Winning the regulations game

As anybody involved in the trucking industry knows, regulations keep changing. And that’s just as true for American business as whole.

Well, the U.S. Chamber of Commerce came up with a unique way to tell legislators just how American businesses feel these days. The Chamber sent each member of Congress an “instructive board game highlighting the regulatory hurdles facing American business owners every day.”

game.jpg“The purpose of this game is to highlight the dramatic increase in burdensome regulations that are preventing America’s job creators from planning for or investing in the future,” Bruce Josten, executive vice president of Government Affairs for the U.S. Chamber, said. “The path to recovery lies in bringing certainty to the regulatory environment and putting in place smart policies that allow American businesses to grow, creating the jobs we desperately.”

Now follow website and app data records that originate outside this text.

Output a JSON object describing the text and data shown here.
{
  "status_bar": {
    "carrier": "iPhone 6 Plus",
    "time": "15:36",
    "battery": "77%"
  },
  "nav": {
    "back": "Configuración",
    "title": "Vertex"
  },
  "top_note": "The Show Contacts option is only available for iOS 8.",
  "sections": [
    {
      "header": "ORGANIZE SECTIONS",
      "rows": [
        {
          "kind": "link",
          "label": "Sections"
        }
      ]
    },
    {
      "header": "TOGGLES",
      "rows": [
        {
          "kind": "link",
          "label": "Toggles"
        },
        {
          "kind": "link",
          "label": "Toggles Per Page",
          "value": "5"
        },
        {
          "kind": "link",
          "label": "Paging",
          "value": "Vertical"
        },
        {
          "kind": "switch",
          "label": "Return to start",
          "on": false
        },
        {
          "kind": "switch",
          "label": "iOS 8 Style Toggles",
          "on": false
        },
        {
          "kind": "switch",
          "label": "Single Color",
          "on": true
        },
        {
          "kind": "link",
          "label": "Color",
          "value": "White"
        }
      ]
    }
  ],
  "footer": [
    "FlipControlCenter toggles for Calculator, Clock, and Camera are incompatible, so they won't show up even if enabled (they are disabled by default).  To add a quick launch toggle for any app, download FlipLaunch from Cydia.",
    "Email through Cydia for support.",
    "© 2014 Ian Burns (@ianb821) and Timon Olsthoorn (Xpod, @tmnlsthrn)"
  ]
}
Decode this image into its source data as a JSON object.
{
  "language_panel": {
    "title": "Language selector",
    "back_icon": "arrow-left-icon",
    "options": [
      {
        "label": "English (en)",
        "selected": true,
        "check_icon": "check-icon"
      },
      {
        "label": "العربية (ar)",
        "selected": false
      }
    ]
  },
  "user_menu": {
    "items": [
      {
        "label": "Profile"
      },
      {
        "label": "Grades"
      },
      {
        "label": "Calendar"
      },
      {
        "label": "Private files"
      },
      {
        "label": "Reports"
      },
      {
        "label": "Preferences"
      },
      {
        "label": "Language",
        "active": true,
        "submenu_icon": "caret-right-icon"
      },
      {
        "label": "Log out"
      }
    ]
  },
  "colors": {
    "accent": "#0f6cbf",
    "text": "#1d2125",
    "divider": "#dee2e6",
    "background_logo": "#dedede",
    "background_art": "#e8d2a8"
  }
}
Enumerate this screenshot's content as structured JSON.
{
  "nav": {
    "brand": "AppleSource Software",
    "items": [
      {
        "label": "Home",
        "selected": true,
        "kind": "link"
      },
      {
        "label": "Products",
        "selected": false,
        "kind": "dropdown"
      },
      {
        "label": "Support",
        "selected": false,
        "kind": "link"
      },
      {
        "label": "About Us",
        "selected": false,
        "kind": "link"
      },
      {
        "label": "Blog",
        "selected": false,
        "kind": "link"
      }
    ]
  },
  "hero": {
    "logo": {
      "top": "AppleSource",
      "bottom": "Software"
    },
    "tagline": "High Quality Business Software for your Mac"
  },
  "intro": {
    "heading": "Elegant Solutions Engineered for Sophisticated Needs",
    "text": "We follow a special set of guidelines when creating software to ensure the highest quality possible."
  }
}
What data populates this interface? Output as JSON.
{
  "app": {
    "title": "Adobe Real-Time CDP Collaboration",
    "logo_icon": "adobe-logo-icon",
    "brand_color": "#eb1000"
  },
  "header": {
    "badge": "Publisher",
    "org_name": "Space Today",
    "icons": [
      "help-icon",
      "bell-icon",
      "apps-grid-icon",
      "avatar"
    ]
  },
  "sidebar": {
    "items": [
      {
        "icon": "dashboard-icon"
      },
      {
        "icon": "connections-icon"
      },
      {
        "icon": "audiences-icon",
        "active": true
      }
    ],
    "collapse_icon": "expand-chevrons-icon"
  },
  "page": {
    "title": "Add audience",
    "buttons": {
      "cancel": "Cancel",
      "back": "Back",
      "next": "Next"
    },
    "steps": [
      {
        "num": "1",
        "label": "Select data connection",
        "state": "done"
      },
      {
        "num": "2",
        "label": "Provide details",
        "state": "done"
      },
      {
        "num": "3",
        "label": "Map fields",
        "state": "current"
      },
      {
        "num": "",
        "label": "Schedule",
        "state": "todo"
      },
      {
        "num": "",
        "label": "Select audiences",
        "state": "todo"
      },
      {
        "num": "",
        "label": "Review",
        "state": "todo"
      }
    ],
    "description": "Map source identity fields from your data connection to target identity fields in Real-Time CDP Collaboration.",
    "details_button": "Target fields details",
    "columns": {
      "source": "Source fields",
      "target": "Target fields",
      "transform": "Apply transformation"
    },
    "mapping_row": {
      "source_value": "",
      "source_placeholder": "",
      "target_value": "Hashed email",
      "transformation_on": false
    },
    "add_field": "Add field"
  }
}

The game, “This Way to Jobs,” also includes an online version you can find here:

The game is pretty simple. After choosing your game piece (either owner, innovator, CEO, director, entrepreneur or founder), you then “spin” to determine how many spaces you move forward. After your piece moves along the path toward Prosperity Park, you encounter government interference in your business. This could be a proposed regulation that will cost your business money or time.

Examples of the cards you may see include:

• This year, your business of 20 employees opts to take the small business tax credit for health insurance. In 2011, you hire six additional employees for a total of 26. Your business is no longer eligible for the tax credit as the credit is now phased out. Move back 1 space.

• An environmental group sues your proposed 3,200-cow dairy farm under state National Environmental Policy Act regulation citing the cows’ methane emissions for their contribution to climate change. Go back 2 spaces.

• The National Labor Relations Board prosecutes you for violating labor laws, but the court rules in your favor, finding the union charges that led to the prosecution were false. You still owe $100,000 or more in attorneys’ fees. Lose your next turn.

The obstacles you face along the way make getting from the starting point through Health Care Hill, over Labor Lagoon, and past Energy Edge, to the finish quite challenging. Sounds just like owning a business.

After spinning 10 times, if you haven’t reached Prosperity Park, you’ll get this message:

“You have taken 10 turns and you still haven’t reached Prosperity Park. Frustrated? That’s how many American business owners and entrepreneurs feel every day.” You’re asked if you wish to keep playing or give up?”

Welcome to American business in the 21st century.

The website includes information on regulations and other issues facing American businesses. According to the Chamber, which cited the Small Business Administration’s Office of Advocacy, federal regulations are estimated to cost businesses $1.75 trillion overall, with small businesses facing 36% higher costs to comply than larger businesses.

The book of regulations, the Code of Federal Regulations, covers 150,000 pages over 50 volumes, the Chamber said, with more than 40,000 new regulations being passed in the past decade. That would cover both Democratic and Republican administrations.

The good news? With a Democrat in the White House, Republican control of the House, and Democratic control of the Senate, the flow of regulations in the next two years should slow.

Maybe we can all make it to Prosperity Park yet.